I took this photo in the middle of my scheduled long run on the west coast of the Big Island. There was a stretch where I was running on sand, and let me tell you that it’s really tough. I did the same thing for a brief stretch on Waikiki Beach earlier in the week.
I was away for a week, and while I did a general wrap on my travel blog, I want to cover the running portion here. My family and I split our time between Oahu and the Big Island. I had two runs on each island. The first one was a circuit around Diamond Head in Honolulu. It was challenging, compounded by a brief shower that added greatly to the humidity. The second one, the next day, was near and on Waikiki Beach. Even though this was also early (both runs started around 7:00am), I was again affected by the humidity.
The runs on the Big Island, on the other hand, were an issue of heat rather than humidity. Add to that the fact my last scheduled long run took place while I was there, and I got a little concerned, not least because I have no idea of where to run. I tried mapping one where I would go on the King’s Trail. But when I set off Saturday morning, I realized the trail is not suitable at all. Forced to improvise on the fly, I just went around the resort area where I was staying, including beaches and another attempt on the King’s Trail. Here’s a picture of what it looks like:
Dehydration and lack of water became an issue while I was on this trail. I returned to the townhouse where we were staying for a refill. I then made a point in the second half of going really slowly and stopping frequently. It was after 9:00am by this time, and the sun was already bearing down. My overall time on my feet was 3:50, about the same time as last week in Vancouver, but I figured that with the conditions I endured, it’s a remarkable achievement.
I’m now entering week 2 of the three-week taper. I’m feeling great, and can’t wait to get to the start line for the Vancouver Marathon.
Now that my latest work contract has wound down, I’m prepping myself to return to the full-time job of finding a full-time job. But it also frees up a bit of time to focus in the last month of training for the Vancouver Marathon. It’s another turn of runemployment, and there’s some optimism on both fronts. My training has gone well, and I’m on track at making the start line for the marathon. The last work contract, while providing some stability and funds, has shown me that I can reach higher for the position that suits me better with my experience.
But first, a brief holiday – I’m heading to Hawaii with the family! Yes, it’s much needed, and I can’t wait to get in several “R”s while I’m there: rest, relaxation, reading, reflection, and running. Depending on the wifi access I get, I might post a photo a two. See you in a week!
I’m an East Vancouver boy, through and through.
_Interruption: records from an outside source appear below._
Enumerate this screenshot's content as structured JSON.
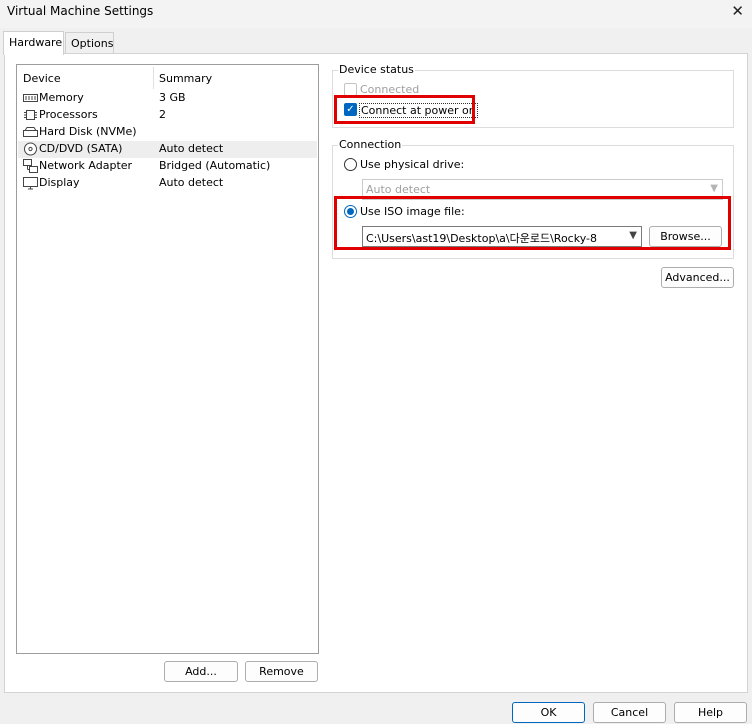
{
  "window": {
    "title": "Virtual Machine Settings"
  },
  "tabs": [
    {
      "label": "Hardware",
      "active": true
    },
    {
      "label": "Options",
      "active": false
    }
  ],
  "device_list": {
    "headers": {
      "device": "Device",
      "summary": "Summary"
    },
    "rows": [
      {
        "name": "Memory",
        "summary": "3 GB",
        "icon": "memory-icon"
      },
      {
        "name": "Processors",
        "summary": "2",
        "icon": "processor-icon"
      },
      {
        "name": "Hard Disk (NVMe)",
        "summary": "",
        "icon": "hard-disk-icon"
      },
      {
        "name": "CD/DVD (SATA)",
        "summary": "Auto detect",
        "icon": "cd-dvd-icon",
        "selected": true
      },
      {
        "name": "Network Adapter",
        "summary": "Bridged (Automatic)",
        "icon": "network-adapter-icon"
      },
      {
        "name": "Display",
        "summary": "Auto detect",
        "icon": "display-icon"
      }
    ]
  },
  "list_buttons": {
    "add": "Add...",
    "remove": "Remove"
  },
  "device_status": {
    "label": "Device status",
    "connected": {
      "label": "Connected",
      "checked": false,
      "enabled": false
    },
    "connect_at_power_on": {
      "label": "Connect at power on",
      "checked": true
    }
  },
  "connection": {
    "label": "Connection",
    "physical": {
      "label": "Use physical drive:",
      "selected": false,
      "value": "Auto detect"
    },
    "iso": {
      "label": "Use ISO image file:",
      "selected": true,
      "path": "C:\\Users\\ast19\\Desktop\\a\\다운로드\\Rocky-8"
    },
    "browse": "Browse..."
  },
  "advanced": "Advanced...",
  "footer": {
    "ok": "OK",
    "cancel": "Cancel",
    "help": "Help"
  },
  "colors": {
    "accent": "#0067c0",
    "highlight": "#e00000"
  }
}
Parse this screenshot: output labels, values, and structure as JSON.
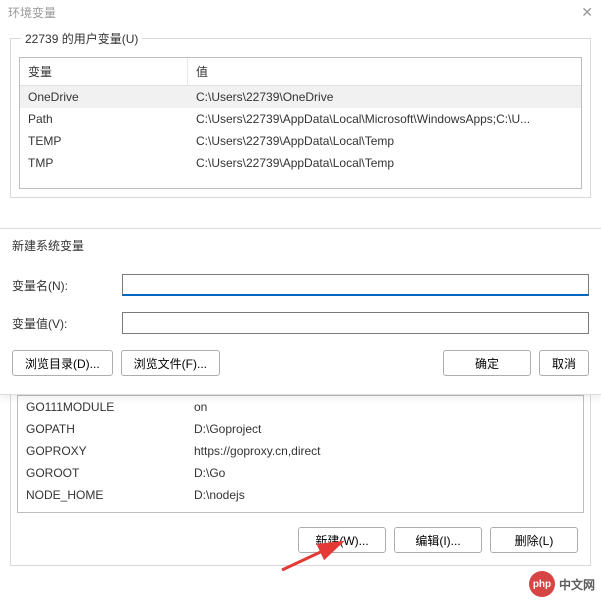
{
  "window": {
    "title": "环境变量"
  },
  "userVars": {
    "groupLabel": "22739 的用户变量(U)",
    "columns": {
      "name": "变量",
      "value": "值"
    },
    "rows": [
      {
        "name": "OneDrive",
        "value": "C:\\Users\\22739\\OneDrive"
      },
      {
        "name": "Path",
        "value": "C:\\Users\\22739\\AppData\\Local\\Microsoft\\WindowsApps;C:\\U..."
      },
      {
        "name": "TEMP",
        "value": "C:\\Users\\22739\\AppData\\Local\\Temp"
      },
      {
        "name": "TMP",
        "value": "C:\\Users\\22739\\AppData\\Local\\Temp"
      }
    ]
  },
  "newVarDialog": {
    "title": "新建系统变量",
    "nameLabel": "变量名(N):",
    "valueLabel": "变量值(V):",
    "nameValue": "",
    "valueValue": "",
    "browseDir": "浏览目录(D)...",
    "browseFile": "浏览文件(F)...",
    "ok": "确定",
    "cancel": "取消"
  },
  "sysVars": {
    "rows": [
      {
        "name": "GO111MODULE",
        "value": "on"
      },
      {
        "name": "GOPATH",
        "value": "D:\\Goproject"
      },
      {
        "name": "GOPROXY",
        "value": "https://goproxy.cn,direct"
      },
      {
        "name": "GOROOT",
        "value": "D:\\Go"
      },
      {
        "name": "NODE_HOME",
        "value": "D:\\nodejs"
      }
    ],
    "buttons": {
      "new": "新建(W)...",
      "edit": "编辑(I)...",
      "delete": "删除(L)"
    }
  },
  "watermark": {
    "badge": "php",
    "text": "中文网"
  }
}
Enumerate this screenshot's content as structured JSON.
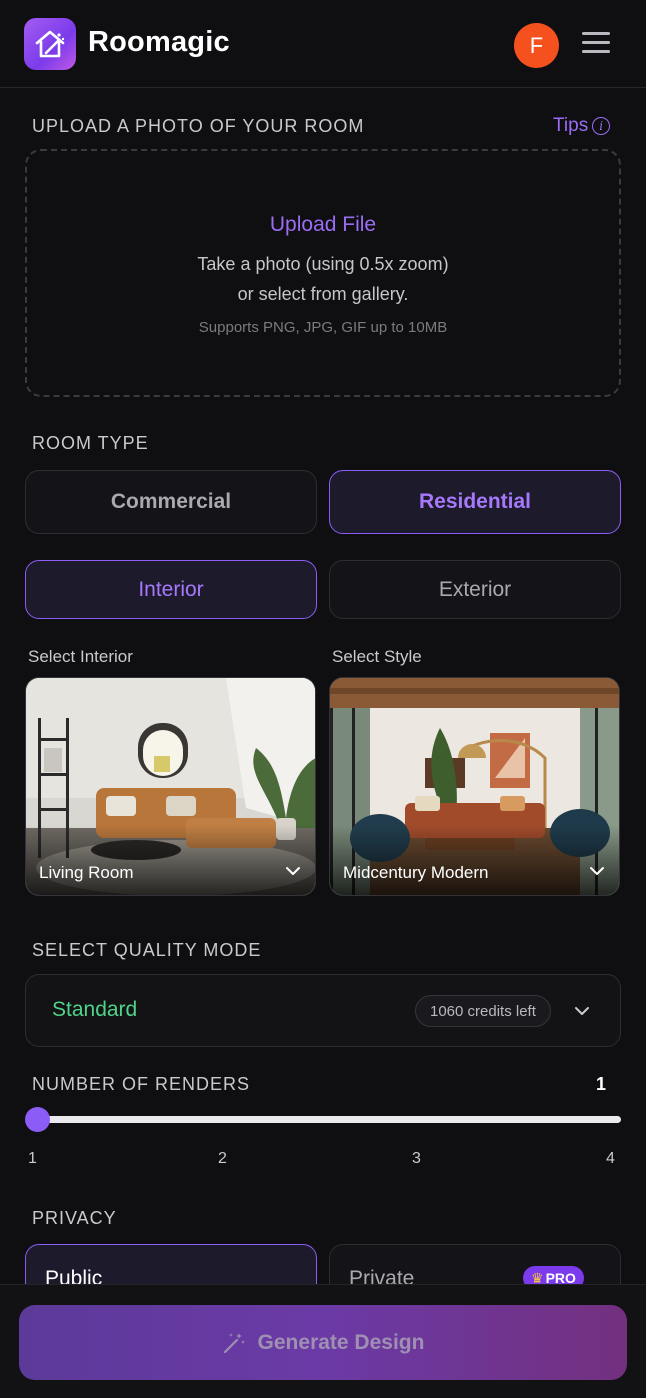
{
  "header": {
    "app_title": "Roomagic",
    "avatar_initial": "F",
    "logo_icon": "house-wand-icon",
    "menu_icon": "hamburger-menu-icon"
  },
  "upload": {
    "section_label": "UPLOAD A PHOTO OF YOUR ROOM",
    "tips_label": "Tips",
    "tips_icon": "info-icon",
    "title": "Upload File",
    "line1": "Take a photo (using 0.5x zoom)",
    "line2": "or select from gallery.",
    "note": "Supports PNG, JPG, GIF up to 10MB"
  },
  "room_type": {
    "section_label": "ROOM TYPE",
    "category_options": [
      "Commercial",
      "Residential"
    ],
    "selected_category": "Residential",
    "space_options": [
      "Interior",
      "Exterior"
    ],
    "selected_space": "Interior"
  },
  "selectors": {
    "interior_label": "Select Interior",
    "interior_value": "Living Room",
    "style_label": "Select Style",
    "style_value": "Midcentury Modern"
  },
  "quality": {
    "section_label": "SELECT QUALITY MODE",
    "value": "Standard",
    "credits": "1060 credits left",
    "accent_color": "#4fd38a"
  },
  "renders": {
    "section_label": "NUMBER OF RENDERS",
    "value": "1",
    "ticks": [
      "1",
      "2",
      "3",
      "4"
    ],
    "fraction": 0
  },
  "privacy": {
    "section_label": "PRIVACY",
    "public_label": "Public",
    "private_label": "Private",
    "pro_badge": "PRO",
    "selected": "Public"
  },
  "footer": {
    "generate_label": "Generate Design",
    "generate_icon": "magic-wand-icon"
  },
  "colors": {
    "accent": "#8b5cf6",
    "background": "#0f0f11",
    "avatar": "#f4511e"
  }
}
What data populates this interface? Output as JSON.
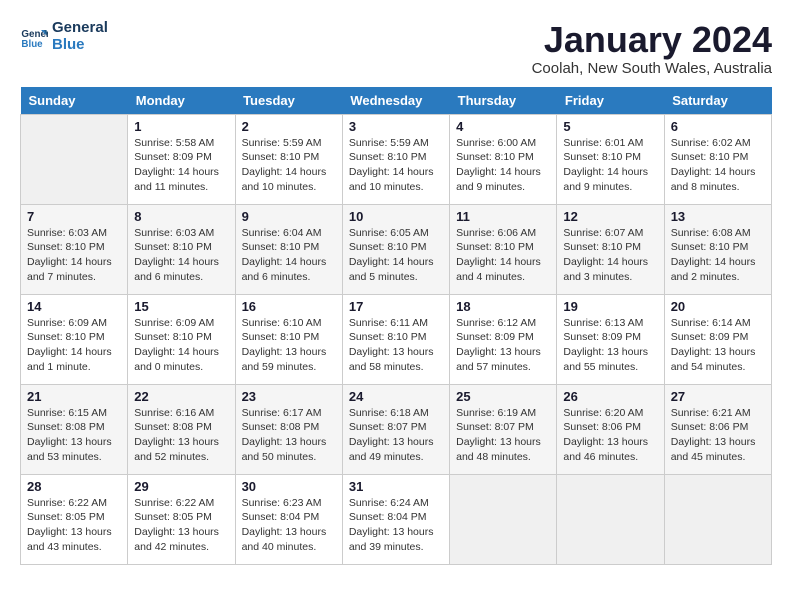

I’ve lived here since 1991, and I can’t imagine living anywhere else. After attending the latest #EastVanLove tweetup, I thought about my running in East Vancouver, particularly the long runs. Even within those, I’m thinking of the really long runs that are at least 20 km long. For those runs that start from and finish near my home, most of them extend beyond what’s considered East Vancouver. But I hadn’t thought about creating a long run entirely within East Vancouver. This route, which I ran this weekend, is almost 30 km, and is a decent cross-section of the entire Eastside.
I started here, at Crab Park. From here, I made my way along the industrial area and eventually on to Commercial Drive. It was nice to see the produce shops setting up and resisted the temptation to partake some coffee from many of the caffeine dens that line the Drive. After 8 kilometres, I ended up here at one of my favourite running places, John Hendry Park and Trout Lake.
I also ran next to the SkyTrain line, which itself was built over the route of the old interurbans that went from Vancouver to New Westminster and beyond. And after passing through Collingwood, Champlain Heights, and Everett Crowley Park, I made my way down to the riverfront. This is as far from Crab Park as you can get and still be in East Vancouver.
This one’s a real revelation, as I discovered there is a riverside trail for about 3 km. I’d previously run on a bike route that was placed further away from the river. I finished my Eastside tour by going through the Punjabi Market neighbourhood, Mountain View Cemetery, and finishing along Main Street to where it meets with Kingsway.
Running this made me realize how diverse East Vancouver is in terms of running terrain. It may not have the uninterrupted trails of the seawall, but for long runs, there is a lot to see. I’ll be glad to give a tour!